---------- Data in this exercise ----------

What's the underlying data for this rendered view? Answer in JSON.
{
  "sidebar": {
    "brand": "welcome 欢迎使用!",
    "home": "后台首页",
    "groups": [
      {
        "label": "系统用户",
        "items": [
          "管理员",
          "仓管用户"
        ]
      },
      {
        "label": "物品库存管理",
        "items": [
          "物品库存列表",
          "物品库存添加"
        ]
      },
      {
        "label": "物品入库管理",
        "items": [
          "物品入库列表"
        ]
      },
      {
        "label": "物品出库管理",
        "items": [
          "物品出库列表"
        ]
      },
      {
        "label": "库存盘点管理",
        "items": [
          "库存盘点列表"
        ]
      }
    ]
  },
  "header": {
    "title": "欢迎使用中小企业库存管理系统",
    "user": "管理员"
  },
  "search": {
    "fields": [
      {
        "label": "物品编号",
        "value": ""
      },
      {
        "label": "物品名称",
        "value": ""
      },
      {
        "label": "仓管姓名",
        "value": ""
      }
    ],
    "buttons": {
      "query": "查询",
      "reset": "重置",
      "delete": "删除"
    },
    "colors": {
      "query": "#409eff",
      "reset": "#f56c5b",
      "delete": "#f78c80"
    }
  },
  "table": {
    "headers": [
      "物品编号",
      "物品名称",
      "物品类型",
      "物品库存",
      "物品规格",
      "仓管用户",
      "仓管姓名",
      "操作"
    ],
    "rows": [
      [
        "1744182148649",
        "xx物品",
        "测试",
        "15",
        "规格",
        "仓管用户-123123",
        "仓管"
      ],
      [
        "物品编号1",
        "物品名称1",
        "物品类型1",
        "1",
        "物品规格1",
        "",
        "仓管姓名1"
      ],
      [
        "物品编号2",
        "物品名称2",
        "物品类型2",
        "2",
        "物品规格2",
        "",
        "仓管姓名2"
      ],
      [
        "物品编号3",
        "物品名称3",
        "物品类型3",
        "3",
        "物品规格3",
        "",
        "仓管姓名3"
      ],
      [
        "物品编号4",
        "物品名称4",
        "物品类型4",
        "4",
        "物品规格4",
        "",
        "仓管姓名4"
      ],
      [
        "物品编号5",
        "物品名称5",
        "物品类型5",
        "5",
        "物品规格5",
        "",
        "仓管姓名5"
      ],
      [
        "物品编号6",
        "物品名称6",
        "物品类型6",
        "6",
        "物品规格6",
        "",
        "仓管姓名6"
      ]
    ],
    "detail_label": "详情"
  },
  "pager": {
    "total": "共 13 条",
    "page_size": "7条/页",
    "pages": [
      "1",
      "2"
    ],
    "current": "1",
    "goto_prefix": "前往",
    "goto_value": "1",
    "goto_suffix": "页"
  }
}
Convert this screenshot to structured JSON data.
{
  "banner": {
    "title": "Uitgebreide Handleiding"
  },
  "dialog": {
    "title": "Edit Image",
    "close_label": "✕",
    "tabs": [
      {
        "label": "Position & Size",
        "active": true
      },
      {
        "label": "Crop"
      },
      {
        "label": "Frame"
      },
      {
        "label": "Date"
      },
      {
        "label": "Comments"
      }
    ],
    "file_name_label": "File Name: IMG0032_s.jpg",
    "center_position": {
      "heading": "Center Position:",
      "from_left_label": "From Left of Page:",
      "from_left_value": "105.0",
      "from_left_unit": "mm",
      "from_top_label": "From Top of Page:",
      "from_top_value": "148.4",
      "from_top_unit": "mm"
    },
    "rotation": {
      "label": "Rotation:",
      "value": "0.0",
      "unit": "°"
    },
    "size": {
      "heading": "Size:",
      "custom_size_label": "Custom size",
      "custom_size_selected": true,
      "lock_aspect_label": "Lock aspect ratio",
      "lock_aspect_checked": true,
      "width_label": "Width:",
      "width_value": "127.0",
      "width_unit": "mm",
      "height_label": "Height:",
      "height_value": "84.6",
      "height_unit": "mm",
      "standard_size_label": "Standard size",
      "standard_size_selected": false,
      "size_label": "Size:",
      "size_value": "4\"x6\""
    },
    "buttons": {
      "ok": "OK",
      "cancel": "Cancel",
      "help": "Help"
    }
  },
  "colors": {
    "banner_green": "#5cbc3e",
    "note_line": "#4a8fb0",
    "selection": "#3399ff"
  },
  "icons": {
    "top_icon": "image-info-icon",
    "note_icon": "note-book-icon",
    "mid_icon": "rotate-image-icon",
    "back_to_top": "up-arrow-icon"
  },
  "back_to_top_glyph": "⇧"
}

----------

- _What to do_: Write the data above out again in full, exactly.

- _Answer area_:
What's the underlying data for this rendered view? Answer in JSON.
{
  "sidebar": {
    "brand": "welcome 欢迎使用!",
    "home": "后台首页",
    "groups": [
      {
        "label": "系统用户",
        "items": [
          "管理员",
          "仓管用户"
        ]
      },
      {
        "label": "物品库存管理",
        "items": [
          "物品库存列表",
          "物品库存添加"
        ]
      },
      {
        "label": "物品入库管理",
        "items": [
          "物品入库列表"
        ]
      },
      {
        "label": "物品出库管理",
        "items": [
          "物品出库列表"
        ]
      },
      {
        "label": "库存盘点管理",
        "items": [
          "库存盘点列表"
        ]
      }
    ]
  },
  "header": {
    "title": "欢迎使用中小企业库存管理系统",
    "user": "管理员"
  },
  "search": {
    "fields": [
      {
        "label": "物品编号",
        "value": ""
      },
      {
        "label": "物品名称",
        "value": ""
      },
      {
        "label": "仓管姓名",
        "value": ""
      }
    ],
    "buttons": {
      "query": "查询",
      "reset": "重置",
      "delete": "删除"
    },
    "colors": {
      "query": "#409eff",
      "reset": "#f56c5b",
      "delete": "#f78c80"
    }
  },
  "table": {
    "headers": [
      "物品编号",
      "物品名称",
      "物品类型",
      "物品库存",
      "物品规格",
      "仓管用户",
      "仓管姓名",
      "操作"
    ],
    "rows": [
      [
        "1744182148649",
        "xx物品",
        "测试",
        "15",
        "规格",
        "仓管用户-123123",
        "仓管"
      ],
      [
        "物品编号1",
        "物品名称1",
        "物品类型1",
        "1",
        "物品规格1",
        "",
        "仓管姓名1"
      ],
      [
        "物品编号2",
        "物品名称2",
        "物品类型2",
        "2",
        "物品规格2",
        "",
        "仓管姓名2"
      ],
      [
        "物品编号3",
        "物品名称3",
        "物品类型3",
        "3",
        "物品规格3",
        "",
        "仓管姓名3"
      ],
      [
        "物品编号4",
        "物品名称4",
        "物品类型4",
        "4",
        "物品规格4",
        "",
        "仓管姓名4"
      ],
      [
        "物品编号5",
        "物品名称5",
        "物品类型5",
        "5",
        "物品规格5",
        "",
        "仓管姓名5"
      ],
      [
        "物品编号6",
        "物品名称6",
        "物品类型6",
        "6",
        "物品规格6",
        "",
        "仓管姓名6"
      ]
    ],
    "detail_label": "详情"
  },
  "pager": {
    "total": "共 13 条",
    "page_size": "7条/页",
    "pages": [
      "1",
      "2"
    ],
    "current": "1",
    "goto_prefix": "前往",
    "goto_value": "1",
    "goto_suffix": "页"
  }
}
Convert this screenshot to structured JSON data.
{
  "banner": {
    "title": "Uitgebreide Handleiding"
  },
  "dialog": {
    "title": "Edit Image",
    "close_label": "✕",
    "tabs": [
      {
        "label": "Position & Size",
        "active": true
      },
      {
        "label": "Crop"
      },
      {
        "label": "Frame"
      },
      {
        "label": "Date"
      },
      {
        "label": "Comments"
      }
    ],
    "file_name_label": "File Name: IMG0032_s.jpg",
    "center_position": {
      "heading": "Center Position:",
      "from_left_label": "From Left of Page:",
      "from_left_value": "105.0",
      "from_left_unit": "mm",
      "from_top_label": "From Top of Page:",
      "from_top_value": "148.4",
      "from_top_unit": "mm"
    },
    "rotation": {
      "label": "Rotation:",
      "value": "0.0",
      "unit": "°"
    },
    "size": {
      "heading": "Size:",
      "custom_size_label": "Custom size",
      "custom_size_selected": true,
      "lock_aspect_label": "Lock aspect ratio",
      "lock_aspect_checked": true,
      "width_label": "Width:",
      "width_value": "127.0",
      "width_unit": "mm",
      "height_label": "Height:",
      "height_value": "84.6",
      "height_unit": "mm",
      "standard_size_label": "Standard size",
      "standard_size_selected": false,
      "size_label": "Size:",
      "size_value": "4\"x6\""
    },
    "buttons": {
      "ok": "OK",
      "cancel": "Cancel",
      "help": "Help"
    }
  },
  "colors": {
    "banner_green": "#5cbc3e",
    "note_line": "#4a8fb0",
    "selection": "#3399ff"
  },
  "icons": {
    "top_icon": "image-info-icon",
    "note_icon": "note-book-icon",
    "mid_icon": "rotate-image-icon",
    "back_to_top": "up-arrow-icon"
  },
  "back_to_top_glyph": "⇧"
}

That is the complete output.